☼☼☼☼☼☼☼☼☼☼ out of 10☼
A gloriously beautiful shot of the Waxing Gibbous Moon high in the dusky sky of mellow violets and soothing oranges marks the silent introduction to the latest offering by the EFS 'memory weaver' Atoosa Pour Hosseini. The memories that she weaves into a soft dream-tapestry could be interpreted as the reflections of the auteur's inner workings ('turmoil' may be too strong of a word) transformed into 'intensely lyrical explorations of displacement' through the medium of film, as noted in the official synopsis. They are carried - metaphorically speaking - on the wings of an ostensibly fragile hybrid creature (the Simurgh's long-forgotten daughter, perhaps?) who appears as a young woman wearing a golden, bird of prey mask.

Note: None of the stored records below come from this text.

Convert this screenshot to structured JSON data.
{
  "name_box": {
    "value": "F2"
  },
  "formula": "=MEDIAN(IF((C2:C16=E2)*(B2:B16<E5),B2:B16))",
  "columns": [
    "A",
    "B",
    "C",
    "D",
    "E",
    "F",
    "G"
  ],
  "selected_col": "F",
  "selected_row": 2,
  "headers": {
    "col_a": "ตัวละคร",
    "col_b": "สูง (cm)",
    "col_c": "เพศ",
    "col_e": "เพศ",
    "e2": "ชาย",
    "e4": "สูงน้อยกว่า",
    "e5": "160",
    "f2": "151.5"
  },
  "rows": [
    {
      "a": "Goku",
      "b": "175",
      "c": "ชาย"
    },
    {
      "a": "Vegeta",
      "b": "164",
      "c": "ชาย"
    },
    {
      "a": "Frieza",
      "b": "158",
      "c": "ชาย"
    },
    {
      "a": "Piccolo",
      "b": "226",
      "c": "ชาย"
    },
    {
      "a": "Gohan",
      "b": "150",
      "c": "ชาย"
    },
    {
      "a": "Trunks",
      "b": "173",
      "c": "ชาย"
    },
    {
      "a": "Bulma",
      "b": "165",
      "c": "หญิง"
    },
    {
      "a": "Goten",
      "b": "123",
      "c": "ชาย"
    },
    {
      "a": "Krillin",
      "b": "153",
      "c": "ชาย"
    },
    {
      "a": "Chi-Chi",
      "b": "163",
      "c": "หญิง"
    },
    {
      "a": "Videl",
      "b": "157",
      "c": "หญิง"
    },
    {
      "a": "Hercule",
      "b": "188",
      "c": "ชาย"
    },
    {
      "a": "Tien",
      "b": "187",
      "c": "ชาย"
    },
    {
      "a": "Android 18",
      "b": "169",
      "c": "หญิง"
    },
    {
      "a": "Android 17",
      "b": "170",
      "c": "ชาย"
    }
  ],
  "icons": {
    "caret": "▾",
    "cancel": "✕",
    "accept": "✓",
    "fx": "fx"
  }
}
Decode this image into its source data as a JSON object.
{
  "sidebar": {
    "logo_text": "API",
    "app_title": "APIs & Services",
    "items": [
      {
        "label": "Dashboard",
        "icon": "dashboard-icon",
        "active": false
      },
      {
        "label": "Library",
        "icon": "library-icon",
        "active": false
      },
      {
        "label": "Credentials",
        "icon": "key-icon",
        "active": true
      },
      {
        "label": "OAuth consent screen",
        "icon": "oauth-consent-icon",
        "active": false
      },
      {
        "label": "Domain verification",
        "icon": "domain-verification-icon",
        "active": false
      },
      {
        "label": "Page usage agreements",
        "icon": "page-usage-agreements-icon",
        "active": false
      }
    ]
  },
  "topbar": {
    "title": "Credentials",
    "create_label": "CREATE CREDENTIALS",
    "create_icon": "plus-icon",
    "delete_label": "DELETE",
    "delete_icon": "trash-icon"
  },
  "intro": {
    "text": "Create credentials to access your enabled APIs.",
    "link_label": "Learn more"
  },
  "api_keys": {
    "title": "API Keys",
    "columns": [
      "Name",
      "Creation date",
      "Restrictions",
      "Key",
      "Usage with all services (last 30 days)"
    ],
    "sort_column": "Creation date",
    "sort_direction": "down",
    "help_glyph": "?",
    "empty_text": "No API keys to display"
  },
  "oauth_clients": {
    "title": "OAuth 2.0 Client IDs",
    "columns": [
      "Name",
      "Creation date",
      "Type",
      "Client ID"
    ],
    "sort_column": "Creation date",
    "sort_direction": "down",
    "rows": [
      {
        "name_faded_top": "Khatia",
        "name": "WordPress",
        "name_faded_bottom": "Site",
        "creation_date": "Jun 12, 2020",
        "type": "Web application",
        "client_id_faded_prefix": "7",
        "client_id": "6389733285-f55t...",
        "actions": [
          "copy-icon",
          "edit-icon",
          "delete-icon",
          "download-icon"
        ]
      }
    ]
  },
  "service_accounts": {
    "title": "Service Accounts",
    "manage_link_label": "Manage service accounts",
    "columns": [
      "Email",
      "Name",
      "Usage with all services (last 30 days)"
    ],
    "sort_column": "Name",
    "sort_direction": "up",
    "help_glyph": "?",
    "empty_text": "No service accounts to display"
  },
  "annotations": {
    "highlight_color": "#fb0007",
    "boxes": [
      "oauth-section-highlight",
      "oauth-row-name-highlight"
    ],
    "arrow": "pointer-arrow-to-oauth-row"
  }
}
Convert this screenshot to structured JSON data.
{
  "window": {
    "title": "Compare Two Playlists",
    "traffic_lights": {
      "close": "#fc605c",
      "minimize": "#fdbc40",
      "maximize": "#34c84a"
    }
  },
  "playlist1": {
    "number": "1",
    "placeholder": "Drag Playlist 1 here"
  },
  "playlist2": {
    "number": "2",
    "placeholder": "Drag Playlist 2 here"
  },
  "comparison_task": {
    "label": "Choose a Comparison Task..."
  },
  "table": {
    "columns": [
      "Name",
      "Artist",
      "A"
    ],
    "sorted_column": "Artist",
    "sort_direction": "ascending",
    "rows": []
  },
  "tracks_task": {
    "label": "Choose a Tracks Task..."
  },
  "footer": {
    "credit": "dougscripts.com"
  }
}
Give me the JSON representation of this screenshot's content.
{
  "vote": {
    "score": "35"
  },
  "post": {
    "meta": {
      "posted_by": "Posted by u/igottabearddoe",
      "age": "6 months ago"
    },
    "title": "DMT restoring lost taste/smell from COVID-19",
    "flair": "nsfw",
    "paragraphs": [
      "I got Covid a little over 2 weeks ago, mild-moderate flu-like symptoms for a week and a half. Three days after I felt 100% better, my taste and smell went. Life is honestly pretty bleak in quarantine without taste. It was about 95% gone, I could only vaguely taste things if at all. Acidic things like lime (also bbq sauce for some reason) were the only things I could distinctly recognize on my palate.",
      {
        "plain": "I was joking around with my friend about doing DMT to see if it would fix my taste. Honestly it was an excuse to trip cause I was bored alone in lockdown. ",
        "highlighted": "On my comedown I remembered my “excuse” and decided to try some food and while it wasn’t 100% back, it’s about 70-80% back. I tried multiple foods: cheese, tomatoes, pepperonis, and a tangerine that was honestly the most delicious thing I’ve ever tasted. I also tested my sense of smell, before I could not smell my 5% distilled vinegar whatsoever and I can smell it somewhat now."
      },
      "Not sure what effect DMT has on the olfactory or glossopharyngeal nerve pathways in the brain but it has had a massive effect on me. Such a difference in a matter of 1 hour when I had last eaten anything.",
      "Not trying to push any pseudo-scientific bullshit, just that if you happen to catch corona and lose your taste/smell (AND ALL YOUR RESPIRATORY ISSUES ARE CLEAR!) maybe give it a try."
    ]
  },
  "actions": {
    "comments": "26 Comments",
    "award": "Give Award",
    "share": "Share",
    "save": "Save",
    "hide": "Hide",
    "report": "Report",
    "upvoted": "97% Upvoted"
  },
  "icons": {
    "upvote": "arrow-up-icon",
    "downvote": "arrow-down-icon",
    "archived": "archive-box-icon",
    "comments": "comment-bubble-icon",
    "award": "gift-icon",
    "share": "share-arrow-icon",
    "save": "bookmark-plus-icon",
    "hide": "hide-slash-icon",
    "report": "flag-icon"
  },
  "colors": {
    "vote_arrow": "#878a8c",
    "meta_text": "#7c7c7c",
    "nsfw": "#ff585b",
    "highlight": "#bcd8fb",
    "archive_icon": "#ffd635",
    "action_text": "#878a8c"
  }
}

This 'primeval female figure' (embodied by Katie O'Neill in a magnetic and uninhibited performance) finds herself secluded on a sunbathed island (the uninhabited Blaskets of the west Irish cost, according to Aidan Dunne's article) surrounded by the wistful blue of the sea - the central leitmotif. Simultaneously lost and deeply invested in the unfamiliar (not to mention breathtaking!) surroundings, she sets on an introspective quest that will end in a rapturous, ritualesque dance of self-discovery, at the remnants of a fortress or rather, a sacrificial ground. Through a series of elegant movements, Ms O'Neill enchants the viewer, retaining the aura of mystery which surrounds her character who, at one point, embraces her feral nature (code: a goat carcass). As day turns to night, her timidity is replaced by determination, as the piercing gaze in the final shot suggests.
From both technical and aesthetical point of view, Kinetics is nothing short of brilliant. Drenched in Karen Power's brooding score, Pour Hosseini's grainy, 16mm cinematography perfectly captures the mood of a lost time and space, turning her film into a cinematic equivalent of a deconstructed myth informed by personal experience. Engagingly edited, the delicate visuals speak eloquently and directly to one's soul. Eleven minutes of pure delight.
(The review is based on a private screener.)